This was the first time the university hosted one of the nation's two or three Bigfoot conventions held each year. An April conference in San Antonio, Texas, drew about 400 Bigfoot believers.
Part of the Pocatello draw had to do with Dr. Jeff Meldrum, an ISU associate professor of anatomy and anthropology who analyzes tracks to develop theories about the creature's anatomy.
"People are too ready to dismiss Bigfoot evidence as just simple hoax," said Meldrum, 48, who was "set back on [his] heels" when he encountered a convincing Bigfoot track in eastern Washington's Blue Mountains in 1996.
This year, Meldrum's book, Sasquatch: The Legend Meets Science, will enter the Bigfoot literary pantheon.
Neither Mionczynski nor Meldrum have let scientific skepticism convince them not to believe their eyes.
Mionczynski had no time for thinking when his tent was coming down around his ears. He grabbed his revolver, scuttled outside and stoked the fire. The beast had retreated to the same patch of pines where its breaths issued loud and steady. Firelight shone on its eyes.
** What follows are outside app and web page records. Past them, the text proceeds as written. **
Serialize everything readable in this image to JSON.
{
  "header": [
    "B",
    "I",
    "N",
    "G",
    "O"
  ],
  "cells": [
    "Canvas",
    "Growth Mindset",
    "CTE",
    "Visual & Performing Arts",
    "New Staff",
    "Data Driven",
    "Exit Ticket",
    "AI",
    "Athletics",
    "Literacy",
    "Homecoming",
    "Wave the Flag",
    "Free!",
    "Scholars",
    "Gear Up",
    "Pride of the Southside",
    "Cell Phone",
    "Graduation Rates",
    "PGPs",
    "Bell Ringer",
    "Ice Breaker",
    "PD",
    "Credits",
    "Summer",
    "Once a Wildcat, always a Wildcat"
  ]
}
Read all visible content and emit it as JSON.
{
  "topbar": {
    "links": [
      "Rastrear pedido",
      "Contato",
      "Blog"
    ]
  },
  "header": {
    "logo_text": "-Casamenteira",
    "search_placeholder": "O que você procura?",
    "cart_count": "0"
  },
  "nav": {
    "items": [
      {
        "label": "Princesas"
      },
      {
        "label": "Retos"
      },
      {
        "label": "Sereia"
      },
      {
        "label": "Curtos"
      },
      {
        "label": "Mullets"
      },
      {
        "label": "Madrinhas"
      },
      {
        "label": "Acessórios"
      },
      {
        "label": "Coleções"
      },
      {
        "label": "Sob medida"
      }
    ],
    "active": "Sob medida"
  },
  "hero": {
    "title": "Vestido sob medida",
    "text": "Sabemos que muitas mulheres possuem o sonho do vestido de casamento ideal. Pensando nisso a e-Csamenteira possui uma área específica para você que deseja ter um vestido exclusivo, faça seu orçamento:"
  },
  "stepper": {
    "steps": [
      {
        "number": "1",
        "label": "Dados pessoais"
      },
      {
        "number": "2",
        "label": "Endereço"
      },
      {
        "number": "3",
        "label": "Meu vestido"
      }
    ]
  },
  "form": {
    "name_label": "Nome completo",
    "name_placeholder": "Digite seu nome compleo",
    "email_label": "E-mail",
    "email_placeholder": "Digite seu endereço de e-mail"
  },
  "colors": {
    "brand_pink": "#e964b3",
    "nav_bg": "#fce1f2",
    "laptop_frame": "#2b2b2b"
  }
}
"I sat by the fire and stared in the direction where the breathing was coming from," Mionczynski recalled. "I was totally confused because it wasn't breathing like a bear and it had hands instead of paws."
A good storyteller, sincere and confident, Mionczynski makes his tale tough to doubt.
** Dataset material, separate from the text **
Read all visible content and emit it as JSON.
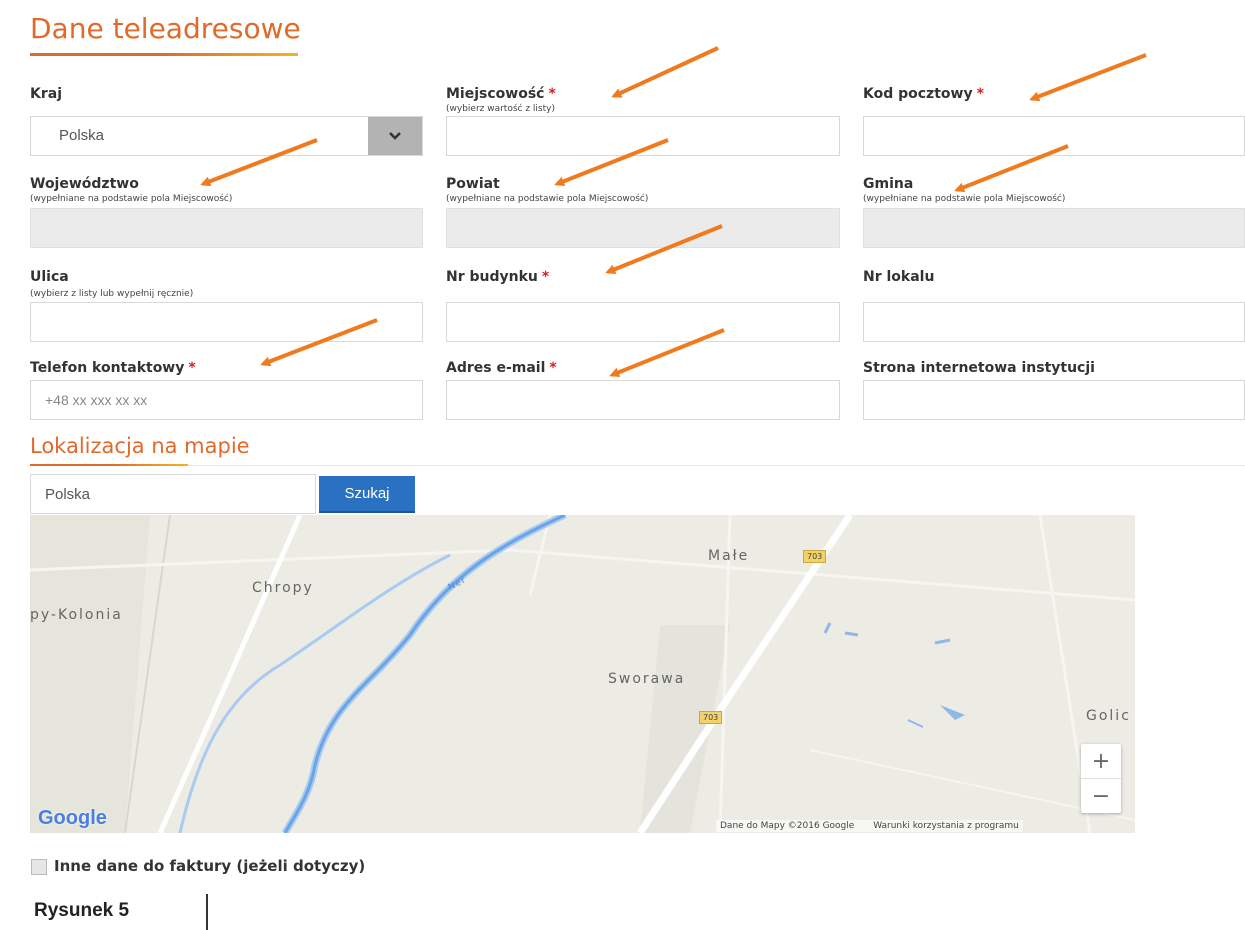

You start to believe.
And it's not like singing along with the Rev. Sum Yung Yahoo as he bends his guitar strings, jamming for Jesus Jones until you're convinced the Messiah really did show up in Year of the Dog driving a VW Beetle, sweeping teenage girls off their feet. It's not just believing because everyone else does. Not that at all.
If anything, proximity to true believers makes it harder to believe.
At the conference, one sasquatch-sized man demonstrated Bigfoot's heavy, arm-swinging stride. A woman described several encounters where she didn't see Bigfoot, but found puddles of Bigfoot urine. Another time she heard what could only have been Bigfoot flatulence. Another man with a California surfer accent talked about a woman who, after being abducted by Bigfoot, was returned to civilization years later, wild and crazy.
"They had to keep her in a cage," he said.
Mionczynski brought the legend to life.
The fire popped sparks as Mionczynski stared into trees. Forty-five minutes. An hour. Against his will, he nodded off. That kind of vicious adrenalin rush just exhausts you, he explained.
"I woke up to the sound of something hitting the ground."
Over the next 40 minutes Mionczynski was pelted with about 20 pine cones sailing out of the darkness.
"And that's when I knew for sure this was not a bear."
It finally left him alone with what has become a life-long mission.
Bigfoot may be an endangered species, Mionczynski said. So Mionczynski still beats the brush and scales mountains, hunting for a specimen. And even though the rendesvous' low turnout disappointed organizers, Mionczynski helped about 100 folks rid themselves of any good reason to stop believing. In a way, that's too bad for them. Apparently, belief dampens your chances of spotting one.
As one Utah Bigfoot hunter put it: "It's only the non-believers that see them. If you're a believer, you can go out in the woods and look for 20 years and never see one."